Political strategy explains why. President Rajapaka depends entirely upon Sinhalese support, particularly Sinhalese Buddhist nationalists. Indeed, he would have not won the first time if the LTTE had not prevented Tamils from voting as their votes–which would have surely gone to his opponent–could have easily swung the balance. Of course, the opposition United National Party must also appeal to the majority Sinhalese to win elections.
Problems lie not just on the side of the government. The LTTE’s systematic murder of more moderate Tamil leaders during the civil war cut down many of the people who could be the strongest advocates both for ethnic Tamils and for peace, Many minority leaders are as content to stir the ethnic nationalist pot for political gain as any Sinhalese nationalist.
Sri Lanka is at the cusp of a real opportunity due to the end of civil war and the picking up of the economy. Moreover, President Rajapaka bestrides Sri Lankan politics like a colossus to borrow a tired phrase. If he desired, he could use his power to fight corruption and assure a lasting peace through meaningful minority incorporation to the benefit of Sri Lanka’s long-term economic prospects.
More likely, corruption continues as President Rajapaka works to ensure the entrenchment of his family and reconciliation continues at its current very halting pace. Sinhalese will not mind–and may indeed like–the government’s policy towards Tamils. But embittered Tamils will likely feel that the Sinhalese “made a desert and called it peace.” Violence may not break out again soon due to the power of the military and the exhaustion of the Tamils, though some think those who make this claim are wrong.

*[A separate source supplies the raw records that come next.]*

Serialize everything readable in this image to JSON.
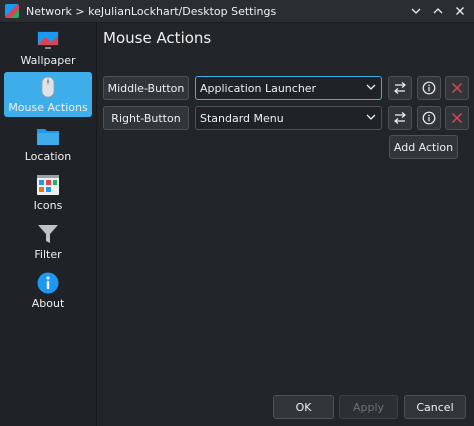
{
  "window": {
    "title": "Network > keJulianLockhart/Desktop Settings",
    "buttons": [
      "minimize",
      "maximize",
      "close"
    ]
  },
  "sidebar": {
    "items": [
      {
        "label": "Wallpaper",
        "icon": "wallpaper-icon",
        "active": false
      },
      {
        "label": "Mouse Actions",
        "icon": "mouse-icon",
        "active": true
      },
      {
        "label": "Location",
        "icon": "folder-icon",
        "active": false
      },
      {
        "label": "Icons",
        "icon": "icons-view-icon",
        "active": false
      },
      {
        "label": "Filter",
        "icon": "filter-icon",
        "active": false
      },
      {
        "label": "About",
        "icon": "info-icon",
        "active": false
      }
    ]
  },
  "main": {
    "heading": "Mouse Actions",
    "actions": [
      {
        "trigger": "Middle-Button",
        "plugin": "Application Launcher"
      },
      {
        "trigger": "Right-Button",
        "plugin": "Standard Menu"
      }
    ],
    "add_action_label": "Add Action"
  },
  "footer": {
    "ok_label": "OK",
    "apply_label": "Apply",
    "cancel_label": "Cancel"
  },
  "colors": {
    "accent": "#3daee9",
    "background": "#232629",
    "delete": "#da4453"
  }
}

Sri Lanka’s economy will likely continue to grow at a moderate pace, better than during the civil war, but below its potential.